§ **What you are asked to do**: Restate the entries word for word, leaving nothing out.
—————
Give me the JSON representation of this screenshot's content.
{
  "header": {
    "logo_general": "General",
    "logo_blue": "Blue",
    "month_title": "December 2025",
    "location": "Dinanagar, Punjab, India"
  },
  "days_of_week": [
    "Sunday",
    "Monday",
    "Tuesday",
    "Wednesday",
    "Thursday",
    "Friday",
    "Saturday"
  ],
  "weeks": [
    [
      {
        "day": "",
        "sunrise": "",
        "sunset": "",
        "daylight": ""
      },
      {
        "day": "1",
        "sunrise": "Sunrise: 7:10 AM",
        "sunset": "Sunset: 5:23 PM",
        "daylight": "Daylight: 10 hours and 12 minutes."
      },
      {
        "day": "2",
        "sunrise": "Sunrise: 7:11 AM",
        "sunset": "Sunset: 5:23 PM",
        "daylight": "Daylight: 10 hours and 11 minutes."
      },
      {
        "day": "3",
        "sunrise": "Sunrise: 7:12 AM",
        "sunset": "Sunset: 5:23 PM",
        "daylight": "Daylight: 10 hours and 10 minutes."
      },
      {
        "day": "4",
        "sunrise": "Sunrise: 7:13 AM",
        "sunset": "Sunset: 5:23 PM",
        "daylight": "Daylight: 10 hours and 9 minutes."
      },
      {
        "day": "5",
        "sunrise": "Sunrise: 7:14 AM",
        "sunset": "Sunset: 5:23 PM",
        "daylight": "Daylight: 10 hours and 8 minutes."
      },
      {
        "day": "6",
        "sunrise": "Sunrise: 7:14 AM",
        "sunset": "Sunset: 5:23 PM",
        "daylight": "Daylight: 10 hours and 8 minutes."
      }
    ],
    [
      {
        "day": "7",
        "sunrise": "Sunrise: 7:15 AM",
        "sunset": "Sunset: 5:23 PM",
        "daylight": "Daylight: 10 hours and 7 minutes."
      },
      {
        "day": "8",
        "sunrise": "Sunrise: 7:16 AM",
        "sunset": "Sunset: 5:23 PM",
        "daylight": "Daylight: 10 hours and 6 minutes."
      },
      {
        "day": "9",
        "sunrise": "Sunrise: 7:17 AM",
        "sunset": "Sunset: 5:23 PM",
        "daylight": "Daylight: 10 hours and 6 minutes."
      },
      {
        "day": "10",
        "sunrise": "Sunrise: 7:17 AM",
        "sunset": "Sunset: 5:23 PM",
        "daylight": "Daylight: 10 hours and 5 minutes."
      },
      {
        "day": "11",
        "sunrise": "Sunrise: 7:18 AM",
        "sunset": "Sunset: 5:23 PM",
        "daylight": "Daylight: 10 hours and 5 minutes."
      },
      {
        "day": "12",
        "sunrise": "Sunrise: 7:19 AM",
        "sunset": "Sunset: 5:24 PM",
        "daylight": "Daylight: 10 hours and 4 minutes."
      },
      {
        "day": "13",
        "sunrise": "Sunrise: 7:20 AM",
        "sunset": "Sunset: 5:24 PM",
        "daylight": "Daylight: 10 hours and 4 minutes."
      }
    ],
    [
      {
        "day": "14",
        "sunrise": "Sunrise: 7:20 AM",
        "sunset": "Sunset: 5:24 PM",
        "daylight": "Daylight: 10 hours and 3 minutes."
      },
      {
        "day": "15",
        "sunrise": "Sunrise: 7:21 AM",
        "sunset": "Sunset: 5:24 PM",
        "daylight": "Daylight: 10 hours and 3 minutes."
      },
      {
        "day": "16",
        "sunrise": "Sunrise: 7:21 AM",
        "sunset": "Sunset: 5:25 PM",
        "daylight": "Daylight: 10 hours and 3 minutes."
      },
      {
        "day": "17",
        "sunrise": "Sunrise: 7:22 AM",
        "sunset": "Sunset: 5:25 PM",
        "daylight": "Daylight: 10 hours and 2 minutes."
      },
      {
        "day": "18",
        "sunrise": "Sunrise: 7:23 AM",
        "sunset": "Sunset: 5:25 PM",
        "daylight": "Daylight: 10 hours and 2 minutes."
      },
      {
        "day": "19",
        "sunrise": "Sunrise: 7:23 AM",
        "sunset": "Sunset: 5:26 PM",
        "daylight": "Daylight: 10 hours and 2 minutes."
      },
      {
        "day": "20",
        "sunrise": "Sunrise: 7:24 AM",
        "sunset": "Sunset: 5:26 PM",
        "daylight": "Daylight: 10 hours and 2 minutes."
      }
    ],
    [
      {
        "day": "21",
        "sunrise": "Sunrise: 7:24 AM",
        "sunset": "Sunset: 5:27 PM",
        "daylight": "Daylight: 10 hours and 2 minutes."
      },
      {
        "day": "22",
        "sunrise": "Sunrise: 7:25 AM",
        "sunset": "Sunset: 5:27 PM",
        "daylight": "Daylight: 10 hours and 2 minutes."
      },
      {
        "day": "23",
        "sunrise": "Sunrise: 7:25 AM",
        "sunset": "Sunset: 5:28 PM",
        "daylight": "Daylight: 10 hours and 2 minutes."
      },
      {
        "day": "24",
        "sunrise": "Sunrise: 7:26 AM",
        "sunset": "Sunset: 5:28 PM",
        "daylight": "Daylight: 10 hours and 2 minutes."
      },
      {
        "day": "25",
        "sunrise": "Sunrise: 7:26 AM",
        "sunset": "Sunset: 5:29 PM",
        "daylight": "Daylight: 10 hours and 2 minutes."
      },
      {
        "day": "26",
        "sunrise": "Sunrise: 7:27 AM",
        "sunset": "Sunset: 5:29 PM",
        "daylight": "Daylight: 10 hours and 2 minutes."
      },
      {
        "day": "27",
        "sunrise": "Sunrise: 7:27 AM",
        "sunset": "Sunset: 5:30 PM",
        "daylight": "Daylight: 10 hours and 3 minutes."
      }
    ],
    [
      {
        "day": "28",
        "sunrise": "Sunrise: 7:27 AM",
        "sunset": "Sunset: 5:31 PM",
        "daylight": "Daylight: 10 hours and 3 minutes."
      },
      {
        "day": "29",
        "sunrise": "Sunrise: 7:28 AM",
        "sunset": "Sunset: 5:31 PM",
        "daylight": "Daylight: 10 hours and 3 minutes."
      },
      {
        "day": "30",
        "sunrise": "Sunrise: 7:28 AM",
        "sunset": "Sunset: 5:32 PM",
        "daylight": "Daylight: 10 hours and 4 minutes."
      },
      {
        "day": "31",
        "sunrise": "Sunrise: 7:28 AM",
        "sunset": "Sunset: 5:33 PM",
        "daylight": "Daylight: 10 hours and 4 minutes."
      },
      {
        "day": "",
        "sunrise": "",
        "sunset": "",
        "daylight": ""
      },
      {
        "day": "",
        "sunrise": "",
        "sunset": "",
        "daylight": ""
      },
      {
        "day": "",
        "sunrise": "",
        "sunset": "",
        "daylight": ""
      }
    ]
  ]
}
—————
§ **Solution to the problem**:
Give me the JSON representation of this screenshot's content.
{
  "header": {
    "logo_general": "General",
    "logo_blue": "Blue",
    "month_title": "December 2025",
    "location": "Dinanagar, Punjab, India"
  },
  "days_of_week": [
    "Sunday",
    "Monday",
    "Tuesday",
    "Wednesday",
    "Thursday",
    "Friday",
    "Saturday"
  ],
  "weeks": [
    [
      {
        "day": "",
        "sunrise": "",
        "sunset": "",
        "daylight": ""
      },
      {
        "day": "1",
        "sunrise": "Sunrise: 7:10 AM",
        "sunset": "Sunset: 5:23 PM",
        "daylight": "Daylight: 10 hours and 12 minutes."
      },
      {
        "day": "2",
        "sunrise": "Sunrise: 7:11 AM",
        "sunset": "Sunset: 5:23 PM",
        "daylight": "Daylight: 10 hours and 11 minutes."
      },
      {
        "day": "3",
        "sunrise": "Sunrise: 7:12 AM",
        "sunset": "Sunset: 5:23 PM",
        "daylight": "Daylight: 10 hours and 10 minutes."
      },
      {
        "day": "4",
        "sunrise": "Sunrise: 7:13 AM",
        "sunset": "Sunset: 5:23 PM",
        "daylight": "Daylight: 10 hours and 9 minutes."
      },
      {
        "day": "5",
        "sunrise": "Sunrise: 7:14 AM",
        "sunset": "Sunset: 5:23 PM",
        "daylight": "Daylight: 10 hours and 8 minutes."
      },
      {
        "day": "6",
        "sunrise": "Sunrise: 7:14 AM",
        "sunset": "Sunset: 5:23 PM",
        "daylight": "Daylight: 10 hours and 8 minutes."
      }
    ],
    [
      {
        "day": "7",
        "sunrise": "Sunrise: 7:15 AM",
        "sunset": "Sunset: 5:23 PM",
        "daylight": "Daylight: 10 hours and 7 minutes."
      },
      {
        "day": "8",
        "sunrise": "Sunrise: 7:16 AM",
        "sunset": "Sunset: 5:23 PM",
        "daylight": "Daylight: 10 hours and 6 minutes."
      },
      {
        "day": "9",
        "sunrise": "Sunrise: 7:17 AM",
        "sunset": "Sunset: 5:23 PM",
        "daylight": "Daylight: 10 hours and 6 minutes."
      },
      {
        "day": "10",
        "sunrise": "Sunrise: 7:17 AM",
        "sunset": "Sunset: 5:23 PM",
        "daylight": "Daylight: 10 hours and 5 minutes."
      },
      {
        "day": "11",
        "sunrise": "Sunrise: 7:18 AM",
        "sunset": "Sunset: 5:23 PM",
        "daylight": "Daylight: 10 hours and 5 minutes."
      },
      {
        "day": "12",
        "sunrise": "Sunrise: 7:19 AM",
        "sunset": "Sunset: 5:24 PM",
        "daylight": "Daylight: 10 hours and 4 minutes."
      },
      {
        "day": "13",
        "sunrise": "Sunrise: 7:20 AM",
        "sunset": "Sunset: 5:24 PM",
        "daylight": "Daylight: 10 hours and 4 minutes."
      }
    ],
    [
      {
        "day": "14",
        "sunrise": "Sunrise: 7:20 AM",
        "sunset": "Sunset: 5:24 PM",
        "daylight": "Daylight: 10 hours and 3 minutes."
      },
      {
        "day": "15",
        "sunrise": "Sunrise: 7:21 AM",
        "sunset": "Sunset: 5:24 PM",
        "daylight": "Daylight: 10 hours and 3 minutes."
      },
      {
        "day": "16",
        "sunrise": "Sunrise: 7:21 AM",
        "sunset": "Sunset: 5:25 PM",
        "daylight": "Daylight: 10 hours and 3 minutes."
      },
      {
        "day": "17",
        "sunrise": "Sunrise: 7:22 AM",
        "sunset": "Sunset: 5:25 PM",
        "daylight": "Daylight: 10 hours and 2 minutes."
      },
      {
        "day": "18",
        "sunrise": "Sunrise: 7:23 AM",
        "sunset": "Sunset: 5:25 PM",
        "daylight": "Daylight: 10 hours and 2 minutes."
      },
      {
        "day": "19",
        "sunrise": "Sunrise: 7:23 AM",
        "sunset": "Sunset: 5:26 PM",
        "daylight": "Daylight: 10 hours and 2 minutes."
      },
      {
        "day": "20",
        "sunrise": "Sunrise: 7:24 AM",
        "sunset": "Sunset: 5:26 PM",
        "daylight": "Daylight: 10 hours and 2 minutes."
      }
    ],
    [
      {
        "day": "21",
        "sunrise": "Sunrise: 7:24 AM",
        "sunset": "Sunset: 5:27 PM",
        "daylight": "Daylight: 10 hours and 2 minutes."
      },
      {
        "day": "22",
        "sunrise": "Sunrise: 7:25 AM",
        "sunset": "Sunset: 5:27 PM",
        "daylight": "Daylight: 10 hours and 2 minutes."
      },
      {
        "day": "23",
        "sunrise": "Sunrise: 7:25 AM",
        "sunset": "Sunset: 5:28 PM",
        "daylight": "Daylight: 10 hours and 2 minutes."
      },
      {
        "day": "24",
        "sunrise": "Sunrise: 7:26 AM",
        "sunset": "Sunset: 5:28 PM",
        "daylight": "Daylight: 10 hours and 2 minutes."
      },
      {
        "day": "25",
        "sunrise": "Sunrise: 7:26 AM",
        "sunset": "Sunset: 5:29 PM",
        "daylight": "Daylight: 10 hours and 2 minutes."
      },
      {
        "day": "26",
        "sunrise": "Sunrise: 7:27 AM",
        "sunset": "Sunset: 5:29 PM",
        "daylight": "Daylight: 10 hours and 2 minutes."
      },
      {
        "day": "27",
        "sunrise": "Sunrise: 7:27 AM",
        "sunset": "Sunset: 5:30 PM",
        "daylight": "Daylight: 10 hours and 3 minutes."
      }
    ],
    [
      {
        "day": "28",
        "sunrise": "Sunrise: 7:27 AM",
        "sunset": "Sunset: 5:31 PM",
        "daylight": "Daylight: 10 hours and 3 minutes."
      },
      {
        "day": "29",
        "sunrise": "Sunrise: 7:28 AM",
        "sunset": "Sunset: 5:31 PM",
        "daylight": "Daylight: 10 hours and 3 minutes."
      },
      {
        "day": "30",
        "sunrise": "Sunrise: 7:28 AM",
        "sunset": "Sunset: 5:32 PM",
        "daylight": "Daylight: 10 hours and 4 minutes."
      },
      {
        "day": "31",
        "sunrise": "Sunrise: 7:28 AM",
        "sunset": "Sunset: 5:33 PM",
        "daylight": "Daylight: 10 hours and 4 minutes."
      },
      {
        "day": "",
        "sunrise": "",
        "sunset": "",
        "daylight": ""
      },
      {
        "day": "",
        "sunrise": "",
        "sunset": "",
        "daylight": ""
      },
      {
        "day": "",
        "sunrise": "",
        "sunset": "",
        "daylight": ""
      }
    ]
  ]
}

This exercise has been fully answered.